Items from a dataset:
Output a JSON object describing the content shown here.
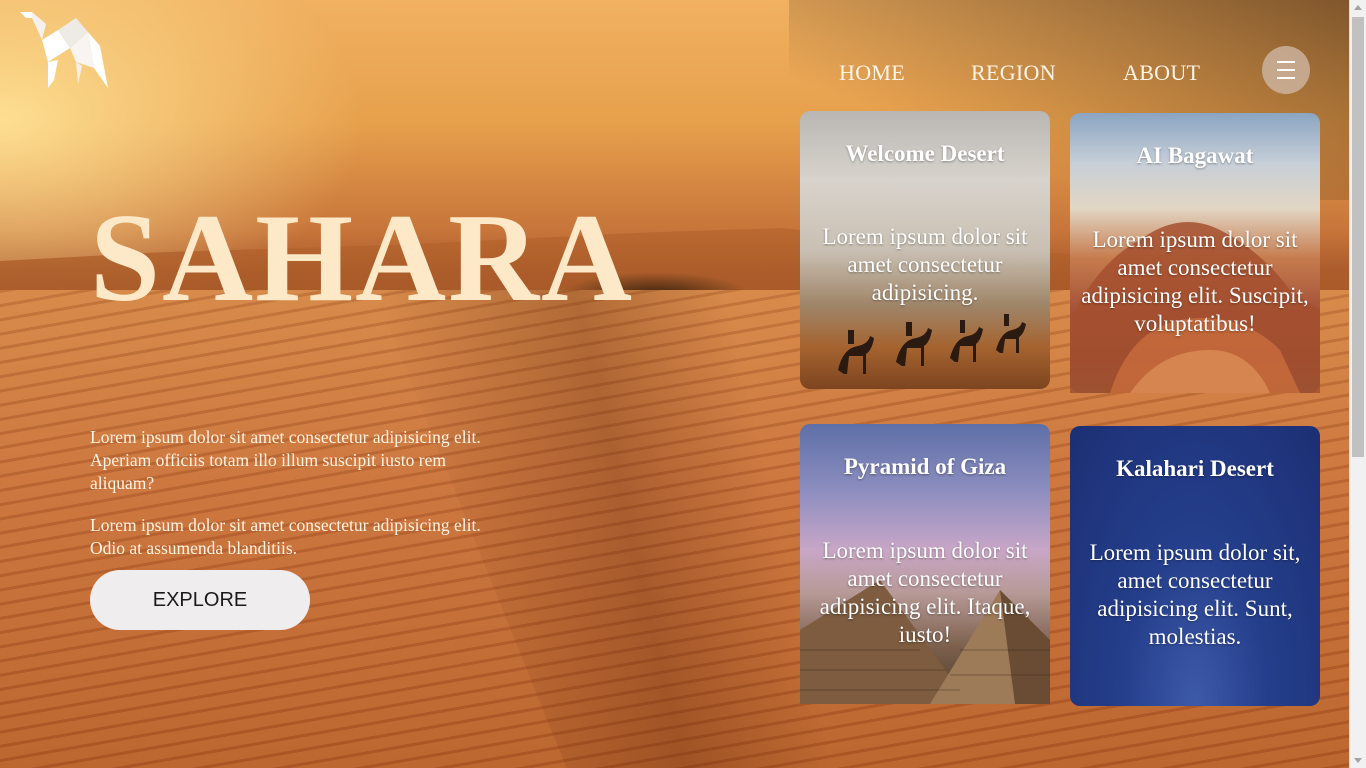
{
  "nav": {
    "items": [
      {
        "label": "HOME"
      },
      {
        "label": "REGION"
      },
      {
        "label": "ABOUT"
      }
    ],
    "menu_icon": "hamburger-icon"
  },
  "logo": {
    "icon": "origami-camel-logo"
  },
  "hero": {
    "title": "SAHARA",
    "paragraph_1": "Lorem ipsum dolor sit amet consectetur adipisicing elit. Aperiam officiis totam illo illum suscipit iusto rem aliquam?",
    "paragraph_2": "Lorem ipsum dolor sit amet consectetur adipisicing elit. Odio at assumenda blanditiis.",
    "button_label": "EXPLORE"
  },
  "cards": [
    {
      "title": "Welcome Desert",
      "text": "Lorem ipsum dolor sit amet consectetur adipisicing."
    },
    {
      "title": "AI Bagawat",
      "text": "Lorem ipsum dolor sit amet consectetur adipisicing elit. Suscipit, voluptatibus!"
    },
    {
      "title": "Pyramid of Giza",
      "text": "Lorem ipsum dolor sit amet consectetur adipisicing elit. Itaque, iusto!"
    },
    {
      "title": "Kalahari Desert",
      "text": "Lorem ipsum dolor sit, amet consectetur adipisicing elit. Sunt, molestias."
    }
  ],
  "colors": {
    "title": "#fde8c8",
    "button_bg": "#efeded",
    "menu_bg": "#d2beaf"
  }
}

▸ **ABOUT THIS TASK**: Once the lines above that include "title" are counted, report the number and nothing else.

▸ **EXPECTED OUTPUT**: 6